  • The function isTimeLockedExpired returns false when the parameter timeoutHours from the transaction equals 0. This implies an infinite timeout, as opposed to an immediate one. Ensure that this is expected behavior and properly document it.
  • verifySignatures is provided with the r, s, and v outputs of the ECDSA signatures trying to execute a transaction, and then verifies each one of them. Consider using the thoroughly tested OpenZeppelin’s ECRecovery library to avoid the need of splitting the signatures before the call and improving code legibility.
  • In both addTokensToTransaction and addFundsToTransaction a local variable _value is defined to track the transaction value. In neither case is this definition necessary, with the value already tracked by the parameter that is passed to the function in the first case (value), and by the msg.value variable in the second.

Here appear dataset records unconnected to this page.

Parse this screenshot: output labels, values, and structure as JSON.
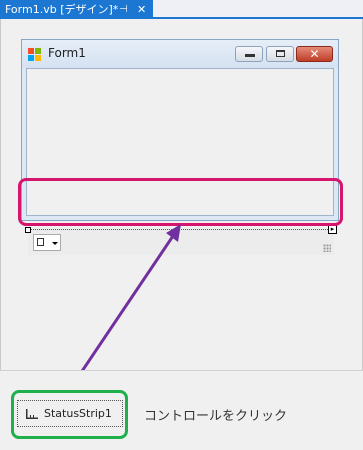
{
  "document_tab": {
    "title": "Form1.vb [デザイン]*",
    "pin_glyph": "⊣",
    "close_glyph": "✕"
  },
  "form": {
    "title": "Form1",
    "icon": "windows-form-icon",
    "caption_buttons": [
      "minimize-icon",
      "maximize-icon",
      "close-icon"
    ],
    "close_glyph": "✕"
  },
  "status_strip": {
    "dropdown_icon": "status-label-icon",
    "smart_tag_glyph": "▸"
  },
  "component_tray": {
    "item_label": "StatusStrip1",
    "item_icon": "statusstrip-icon"
  },
  "annotation": {
    "instruction": "コントロールをクリック",
    "strip_highlight_color": "#d6156c",
    "tray_highlight_color": "#1faf4b",
    "arrow_color": "#7030a0"
  }
}
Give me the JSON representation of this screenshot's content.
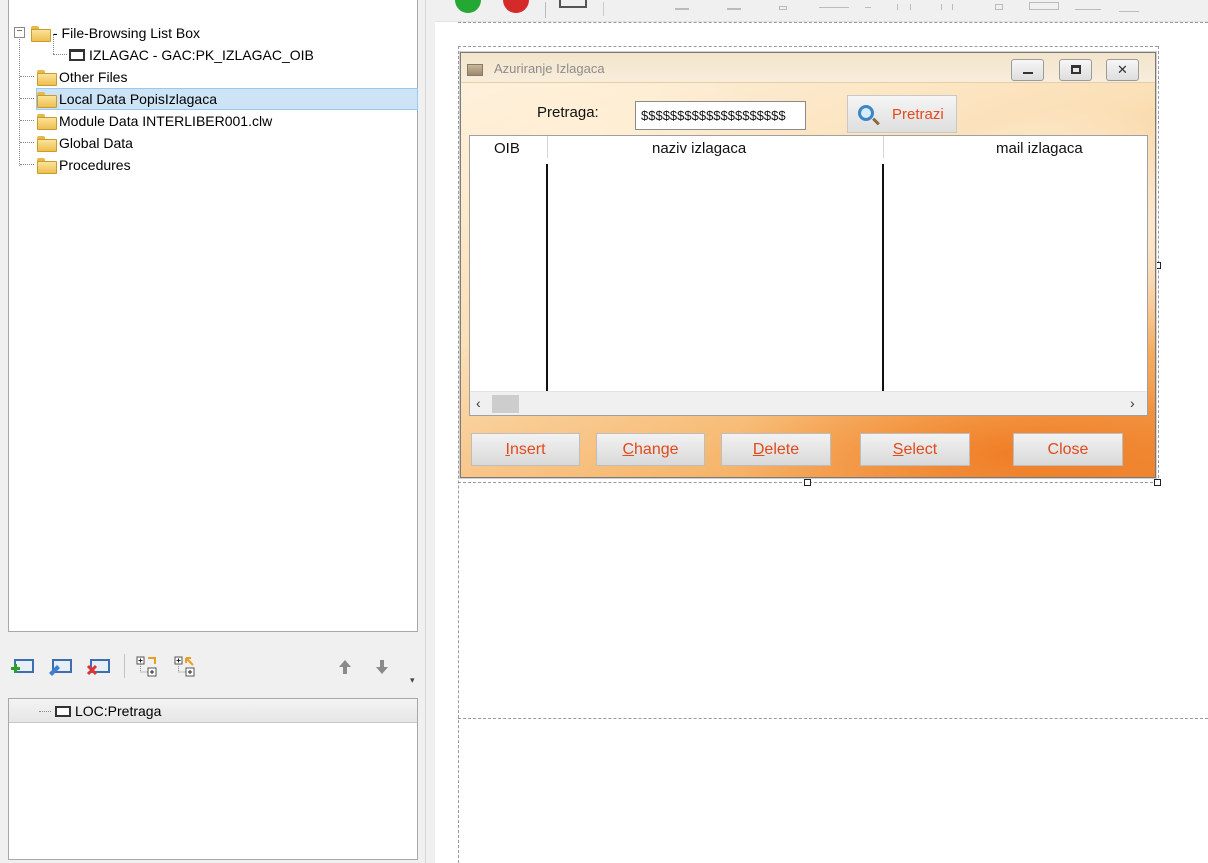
{
  "tree": {
    "root_label": " - File-Browsing List Box",
    "child_label": "IZLAGAC - GAC:PK_IZLAGAC_OIB",
    "items": [
      {
        "label": "Other Files"
      },
      {
        "label": "Local Data PopisIzlagaca"
      },
      {
        "label": "Module Data INTERLIBER001.clw"
      },
      {
        "label": "Global Data"
      },
      {
        "label": "Procedures"
      }
    ],
    "selected_item": "Local Data PopisIzlagaca"
  },
  "left_toolbar": {
    "icons": [
      "add-record-icon",
      "edit-record-icon",
      "delete-record-icon",
      "expand-tree-icon",
      "collapse-tree-icon",
      "move-up-icon",
      "move-down-icon"
    ]
  },
  "local_list": {
    "items": [
      {
        "label": "LOC:Pretraga"
      }
    ]
  },
  "window": {
    "title": "Azuriranje Izlagaca",
    "search_label": "Pretraga:",
    "search_value": "$$$$$$$$$$$$$$$$$$$$",
    "search_button": "Pretrazi",
    "columns": [
      "OIB",
      "naziv izlagaca",
      "mail izlagaca"
    ],
    "buttons": [
      {
        "hot": "I",
        "rest": "nsert"
      },
      {
        "hot": "C",
        "rest": "hange"
      },
      {
        "hot": "D",
        "rest": "elete"
      },
      {
        "hot": "S",
        "rest": "elect"
      },
      {
        "hot": "",
        "rest": "Close"
      }
    ]
  },
  "colors": {
    "accent_text": "#e24a1a",
    "selection": "#cde4f7",
    "run_green": "#22a833",
    "stop_red": "#d42a2a"
  }
}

  • addTokensToTransaction uses both msg.sender and transactions[scriptHash].buyer to represent the buyer interchangeably. Consider using only msg.sender (which is already used in addFundsToTransaction), and adding a comment on each function’s docstring about this.
  • In _addTransaction, after a Transaction has been created and stored, the owners are also added by setting the isOwner attribute of the current transaction. On line 634, the moderator address is set as owner even if it is equal to address(0) (no moderator case). Consider checking for the moderator’s address validity before registering it as owner.
  • Consider prefixing all private and internal functions with an underscore to clearly denote their visibility (e.g. verifyTransaction and transferFunds).
  • If public state variables are not expected to be read from outside the contract, consider restricting their visibility to private, in particular if getters to read such data are already defined (e.g. getAllTransactionsForParty).
  • To improve code readability, consider using address(this) instead of just this in L201, L289, L391, L403 and L521.
  • The transaction field threshold (which represents the minimum number of signatures required to release funds) would benefit from a name that better reflects what the variable represents.
  • There are code segments where a single require clause includes multiple conditions. Consider isolating each condition in its own require clause, and having more specific error messages for each.
  • Parameter order in addTransaction and addTokenTransaction is different from each function’s documented @param list. Consider documenting parameters in the same order as they are defined in each function’s signature
  • calculateRedeemScriptHash‘s docstring states how the script hash is to be obtained. While the Escrow contract’s address is being used in the hash calculation, it is currently missing from the docstring, consider adding it.
  • The contract’s docstring would benefit from a more thorough and clearer description of its purpose and use cases.
  • Consider adding a comment specifying the time units in which the lastModified field of a transaction is measured.
  • Even though test files were out of the audit’s scope, they were used as a guide to develop and test specific behaviors during the audit. In them, tests with wrong messages in asserts were found (Transaction was sent from buyer’s address, where it should be “was not sent”). Furthermore, two test cases, L149 and L198, with the same name but different content were found. Consider ensuring all messages correspond with what is being evaluated, and expanding test case descriptions to be more precise.


No critical and one high severity issues were found. Some changes were proposed to follow best practices and reduce the potential attack surface.